*Exercise requirements*: Among the records below, how many lines contain the word "Plot"? The answer is a single number.

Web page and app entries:
= Beginning of Section =

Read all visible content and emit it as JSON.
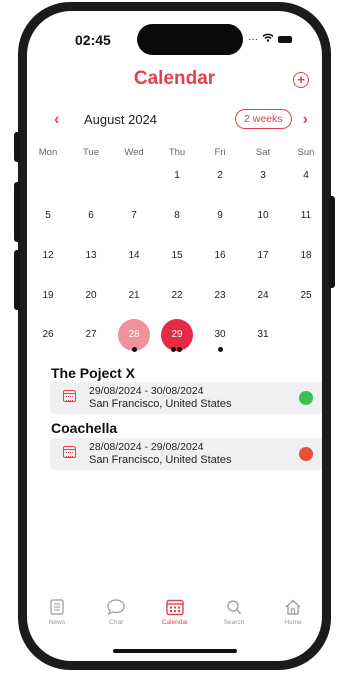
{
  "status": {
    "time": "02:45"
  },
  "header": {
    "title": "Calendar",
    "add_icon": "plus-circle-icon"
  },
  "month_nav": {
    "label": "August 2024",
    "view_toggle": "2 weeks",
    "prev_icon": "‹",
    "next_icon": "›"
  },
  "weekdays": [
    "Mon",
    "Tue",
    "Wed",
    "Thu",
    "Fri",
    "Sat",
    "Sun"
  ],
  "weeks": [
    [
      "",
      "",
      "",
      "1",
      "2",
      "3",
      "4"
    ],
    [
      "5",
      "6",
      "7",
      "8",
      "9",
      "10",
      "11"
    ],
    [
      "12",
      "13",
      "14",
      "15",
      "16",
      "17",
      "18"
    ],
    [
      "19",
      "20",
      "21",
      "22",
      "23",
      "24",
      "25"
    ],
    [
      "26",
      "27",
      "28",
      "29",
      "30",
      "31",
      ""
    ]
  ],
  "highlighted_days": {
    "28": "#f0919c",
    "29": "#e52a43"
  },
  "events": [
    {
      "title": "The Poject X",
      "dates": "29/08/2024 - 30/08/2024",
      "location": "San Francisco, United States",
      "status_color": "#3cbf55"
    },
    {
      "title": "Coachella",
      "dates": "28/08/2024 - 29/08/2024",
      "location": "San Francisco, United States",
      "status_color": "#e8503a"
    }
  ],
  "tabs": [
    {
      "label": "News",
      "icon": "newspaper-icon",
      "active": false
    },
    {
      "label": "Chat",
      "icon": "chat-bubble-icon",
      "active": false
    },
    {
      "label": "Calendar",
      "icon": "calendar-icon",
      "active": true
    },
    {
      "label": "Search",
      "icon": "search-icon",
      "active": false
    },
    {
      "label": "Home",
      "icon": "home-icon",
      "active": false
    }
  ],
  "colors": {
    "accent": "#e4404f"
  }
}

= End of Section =
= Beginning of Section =

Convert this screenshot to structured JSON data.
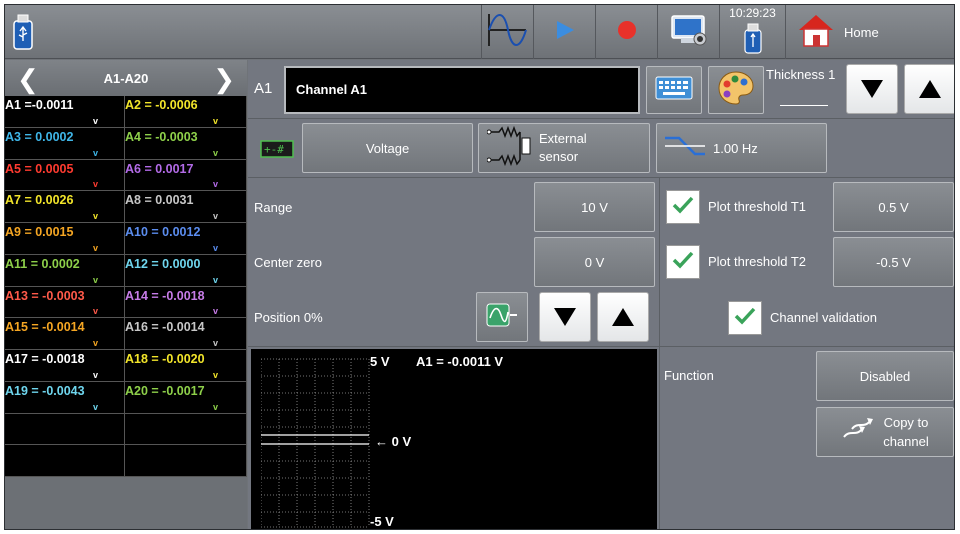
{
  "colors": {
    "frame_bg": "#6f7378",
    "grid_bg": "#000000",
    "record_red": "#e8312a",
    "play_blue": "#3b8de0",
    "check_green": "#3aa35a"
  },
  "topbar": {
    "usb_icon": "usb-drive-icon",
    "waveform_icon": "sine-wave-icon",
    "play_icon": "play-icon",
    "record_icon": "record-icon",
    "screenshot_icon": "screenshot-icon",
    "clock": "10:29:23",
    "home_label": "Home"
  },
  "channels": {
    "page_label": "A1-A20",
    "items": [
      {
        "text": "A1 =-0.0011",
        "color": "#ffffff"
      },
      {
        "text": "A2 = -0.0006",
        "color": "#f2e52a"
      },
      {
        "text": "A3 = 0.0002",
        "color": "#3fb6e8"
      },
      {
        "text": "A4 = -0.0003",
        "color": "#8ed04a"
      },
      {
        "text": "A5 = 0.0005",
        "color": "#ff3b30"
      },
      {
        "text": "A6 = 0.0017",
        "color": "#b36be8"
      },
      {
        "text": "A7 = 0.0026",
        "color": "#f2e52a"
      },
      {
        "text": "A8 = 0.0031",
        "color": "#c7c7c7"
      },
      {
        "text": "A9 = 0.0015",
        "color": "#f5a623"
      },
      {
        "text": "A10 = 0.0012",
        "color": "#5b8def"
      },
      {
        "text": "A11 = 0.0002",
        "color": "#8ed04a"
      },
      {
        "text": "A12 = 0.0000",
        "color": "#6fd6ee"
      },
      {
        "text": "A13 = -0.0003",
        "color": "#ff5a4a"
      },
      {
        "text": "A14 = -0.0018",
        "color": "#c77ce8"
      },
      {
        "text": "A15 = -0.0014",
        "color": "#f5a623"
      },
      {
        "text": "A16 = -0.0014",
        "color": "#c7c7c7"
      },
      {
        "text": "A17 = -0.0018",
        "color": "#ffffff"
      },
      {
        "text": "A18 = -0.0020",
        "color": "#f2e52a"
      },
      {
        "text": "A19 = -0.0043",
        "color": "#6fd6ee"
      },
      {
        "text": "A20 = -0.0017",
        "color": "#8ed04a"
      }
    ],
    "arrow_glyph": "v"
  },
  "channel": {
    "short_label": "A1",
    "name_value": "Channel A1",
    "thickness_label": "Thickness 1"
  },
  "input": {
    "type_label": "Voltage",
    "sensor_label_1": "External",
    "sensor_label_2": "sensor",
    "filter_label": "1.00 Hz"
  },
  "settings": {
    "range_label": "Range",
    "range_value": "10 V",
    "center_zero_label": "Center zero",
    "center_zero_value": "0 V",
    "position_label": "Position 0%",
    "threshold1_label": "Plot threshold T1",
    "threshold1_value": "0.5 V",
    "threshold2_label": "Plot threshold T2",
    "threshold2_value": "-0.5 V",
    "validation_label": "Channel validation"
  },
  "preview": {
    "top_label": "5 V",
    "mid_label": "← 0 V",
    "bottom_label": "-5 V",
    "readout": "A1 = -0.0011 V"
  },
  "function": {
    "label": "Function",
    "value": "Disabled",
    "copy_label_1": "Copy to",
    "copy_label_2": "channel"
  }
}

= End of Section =

*Result*: 2